This format of rehearsal has also helped to develop a special bond between Gonzales and the cast. “We had to build a lot of trust with one another, and I think that really shows onstage,” Joachim said.

“I feel so thankful to be part of this production,” Estrada said. “Getting involved with the theater department has allowed me to meet some amazing people, and has really helped me build my confidence through finding a support system and encouraging me to challenge myself in acting. The program is tight-knit and incredibly supportive, which I really appreciate as a first-year student.”

Clark is typically behind the scenes;,so to him, this experience has been an unforgettable change. “With most shows, I’m mostly working behind the scenes either on lights, sound, or the scenery,” he said. “So, to be the literal center of attention, on stage with other people,  is both exciting and nerve-racking. But it’s definitely great to be on stage for a change and be a part of the action.”

The intimate space of the studio theater also allows the audience to become fully engrossed in the action. “The audience is so close to the performers, and the energy in the space is electric,” Gonzales said. “I love shows like this, and working in the studio theatre is always a joy.”

“I hope the audience gets a little levity from watching the show at a time when we could all benefit from a little positivity,” said Estrada. “I also hope that the audience realizes that maybe Shakespeare isn’t as intimidating as it may seem, and will give the Bard’s works another chance with a fresh perspective.” 

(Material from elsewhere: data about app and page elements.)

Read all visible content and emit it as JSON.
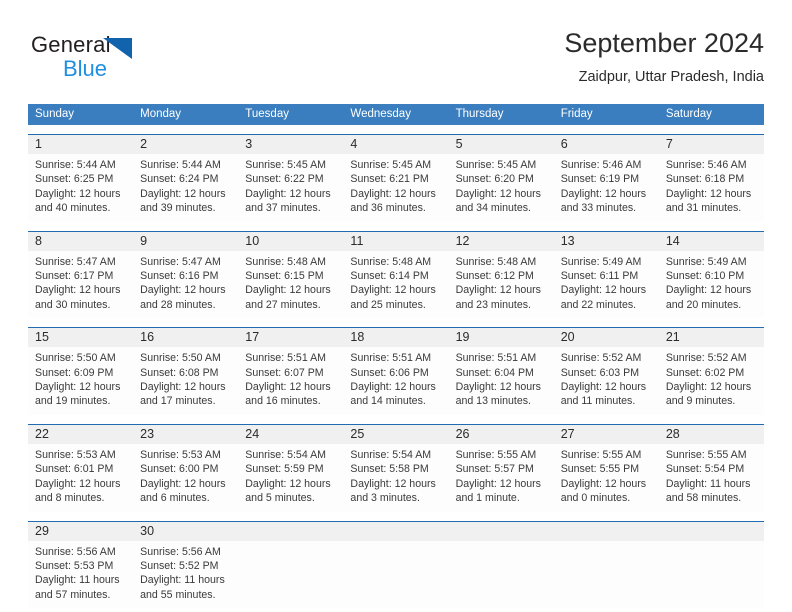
{
  "brand": {
    "name_part1": "General",
    "name_part2": "Blue",
    "triangle_color": "#1263ae",
    "blue_text_color": "#1f8fe0"
  },
  "header": {
    "title": "September 2024",
    "subtitle": "Zaidpur, Uttar Pradesh, India"
  },
  "theme": {
    "header_blue": "#3a7ebf",
    "row_rule_blue": "#1f6cb0",
    "number_band_gray": "#f0f0f0"
  },
  "weekdays": [
    "Sunday",
    "Monday",
    "Tuesday",
    "Wednesday",
    "Thursday",
    "Friday",
    "Saturday"
  ],
  "weeks": [
    [
      {
        "day": "1",
        "sunrise": "Sunrise: 5:44 AM",
        "sunset": "Sunset: 6:25 PM",
        "daylight1": "Daylight: 12 hours",
        "daylight2": "and 40 minutes."
      },
      {
        "day": "2",
        "sunrise": "Sunrise: 5:44 AM",
        "sunset": "Sunset: 6:24 PM",
        "daylight1": "Daylight: 12 hours",
        "daylight2": "and 39 minutes."
      },
      {
        "day": "3",
        "sunrise": "Sunrise: 5:45 AM",
        "sunset": "Sunset: 6:22 PM",
        "daylight1": "Daylight: 12 hours",
        "daylight2": "and 37 minutes."
      },
      {
        "day": "4",
        "sunrise": "Sunrise: 5:45 AM",
        "sunset": "Sunset: 6:21 PM",
        "daylight1": "Daylight: 12 hours",
        "daylight2": "and 36 minutes."
      },
      {
        "day": "5",
        "sunrise": "Sunrise: 5:45 AM",
        "sunset": "Sunset: 6:20 PM",
        "daylight1": "Daylight: 12 hours",
        "daylight2": "and 34 minutes."
      },
      {
        "day": "6",
        "sunrise": "Sunrise: 5:46 AM",
        "sunset": "Sunset: 6:19 PM",
        "daylight1": "Daylight: 12 hours",
        "daylight2": "and 33 minutes."
      },
      {
        "day": "7",
        "sunrise": "Sunrise: 5:46 AM",
        "sunset": "Sunset: 6:18 PM",
        "daylight1": "Daylight: 12 hours",
        "daylight2": "and 31 minutes."
      }
    ],
    [
      {
        "day": "8",
        "sunrise": "Sunrise: 5:47 AM",
        "sunset": "Sunset: 6:17 PM",
        "daylight1": "Daylight: 12 hours",
        "daylight2": "and 30 minutes."
      },
      {
        "day": "9",
        "sunrise": "Sunrise: 5:47 AM",
        "sunset": "Sunset: 6:16 PM",
        "daylight1": "Daylight: 12 hours",
        "daylight2": "and 28 minutes."
      },
      {
        "day": "10",
        "sunrise": "Sunrise: 5:48 AM",
        "sunset": "Sunset: 6:15 PM",
        "daylight1": "Daylight: 12 hours",
        "daylight2": "and 27 minutes."
      },
      {
        "day": "11",
        "sunrise": "Sunrise: 5:48 AM",
        "sunset": "Sunset: 6:14 PM",
        "daylight1": "Daylight: 12 hours",
        "daylight2": "and 25 minutes."
      },
      {
        "day": "12",
        "sunrise": "Sunrise: 5:48 AM",
        "sunset": "Sunset: 6:12 PM",
        "daylight1": "Daylight: 12 hours",
        "daylight2": "and 23 minutes."
      },
      {
        "day": "13",
        "sunrise": "Sunrise: 5:49 AM",
        "sunset": "Sunset: 6:11 PM",
        "daylight1": "Daylight: 12 hours",
        "daylight2": "and 22 minutes."
      },
      {
        "day": "14",
        "sunrise": "Sunrise: 5:49 AM",
        "sunset": "Sunset: 6:10 PM",
        "daylight1": "Daylight: 12 hours",
        "daylight2": "and 20 minutes."
      }
    ],
    [
      {
        "day": "15",
        "sunrise": "Sunrise: 5:50 AM",
        "sunset": "Sunset: 6:09 PM",
        "daylight1": "Daylight: 12 hours",
        "daylight2": "and 19 minutes."
      },
      {
        "day": "16",
        "sunrise": "Sunrise: 5:50 AM",
        "sunset": "Sunset: 6:08 PM",
        "daylight1": "Daylight: 12 hours",
        "daylight2": "and 17 minutes."
      },
      {
        "day": "17",
        "sunrise": "Sunrise: 5:51 AM",
        "sunset": "Sunset: 6:07 PM",
        "daylight1": "Daylight: 12 hours",
        "daylight2": "and 16 minutes."
      },
      {
        "day": "18",
        "sunrise": "Sunrise: 5:51 AM",
        "sunset": "Sunset: 6:06 PM",
        "daylight1": "Daylight: 12 hours",
        "daylight2": "and 14 minutes."
      },
      {
        "day": "19",
        "sunrise": "Sunrise: 5:51 AM",
        "sunset": "Sunset: 6:04 PM",
        "daylight1": "Daylight: 12 hours",
        "daylight2": "and 13 minutes."
      },
      {
        "day": "20",
        "sunrise": "Sunrise: 5:52 AM",
        "sunset": "Sunset: 6:03 PM",
        "daylight1": "Daylight: 12 hours",
        "daylight2": "and 11 minutes."
      },
      {
        "day": "21",
        "sunrise": "Sunrise: 5:52 AM",
        "sunset": "Sunset: 6:02 PM",
        "daylight1": "Daylight: 12 hours",
        "daylight2": "and 9 minutes."
      }
    ],
    [
      {
        "day": "22",
        "sunrise": "Sunrise: 5:53 AM",
        "sunset": "Sunset: 6:01 PM",
        "daylight1": "Daylight: 12 hours",
        "daylight2": "and 8 minutes."
      },
      {
        "day": "23",
        "sunrise": "Sunrise: 5:53 AM",
        "sunset": "Sunset: 6:00 PM",
        "daylight1": "Daylight: 12 hours",
        "daylight2": "and 6 minutes."
      },
      {
        "day": "24",
        "sunrise": "Sunrise: 5:54 AM",
        "sunset": "Sunset: 5:59 PM",
        "daylight1": "Daylight: 12 hours",
        "daylight2": "and 5 minutes."
      },
      {
        "day": "25",
        "sunrise": "Sunrise: 5:54 AM",
        "sunset": "Sunset: 5:58 PM",
        "daylight1": "Daylight: 12 hours",
        "daylight2": "and 3 minutes."
      },
      {
        "day": "26",
        "sunrise": "Sunrise: 5:55 AM",
        "sunset": "Sunset: 5:57 PM",
        "daylight1": "Daylight: 12 hours",
        "daylight2": "and 1 minute."
      },
      {
        "day": "27",
        "sunrise": "Sunrise: 5:55 AM",
        "sunset": "Sunset: 5:55 PM",
        "daylight1": "Daylight: 12 hours",
        "daylight2": "and 0 minutes."
      },
      {
        "day": "28",
        "sunrise": "Sunrise: 5:55 AM",
        "sunset": "Sunset: 5:54 PM",
        "daylight1": "Daylight: 11 hours",
        "daylight2": "and 58 minutes."
      }
    ],
    [
      {
        "day": "29",
        "sunrise": "Sunrise: 5:56 AM",
        "sunset": "Sunset: 5:53 PM",
        "daylight1": "Daylight: 11 hours",
        "daylight2": "and 57 minutes."
      },
      {
        "day": "30",
        "sunrise": "Sunrise: 5:56 AM",
        "sunset": "Sunset: 5:52 PM",
        "daylight1": "Daylight: 11 hours",
        "daylight2": "and 55 minutes."
      },
      {
        "day": "",
        "sunrise": "",
        "sunset": "",
        "daylight1": "",
        "daylight2": ""
      },
      {
        "day": "",
        "sunrise": "",
        "sunset": "",
        "daylight1": "",
        "daylight2": ""
      },
      {
        "day": "",
        "sunrise": "",
        "sunset": "",
        "daylight1": "",
        "daylight2": ""
      },
      {
        "day": "",
        "sunrise": "",
        "sunset": "",
        "daylight1": "",
        "daylight2": ""
      },
      {
        "day": "",
        "sunrise": "",
        "sunset": "",
        "daylight1": "",
        "daylight2": ""
      }
    ]
  ]
}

Clark believes that theater is a true way of connecting with one another and enjoying a laugh with others. “We have been going through a lot of trials and tribulations the past few months, and sometimes we have forgotten that something as simple as sharing a theatrical experience together is what makes us human,” Clark said. “We just want to give people an hour and a half of laughter and enjoyment, and using Shakespeare as that central theme creates both an obscure and entertaining lump of hilarity.”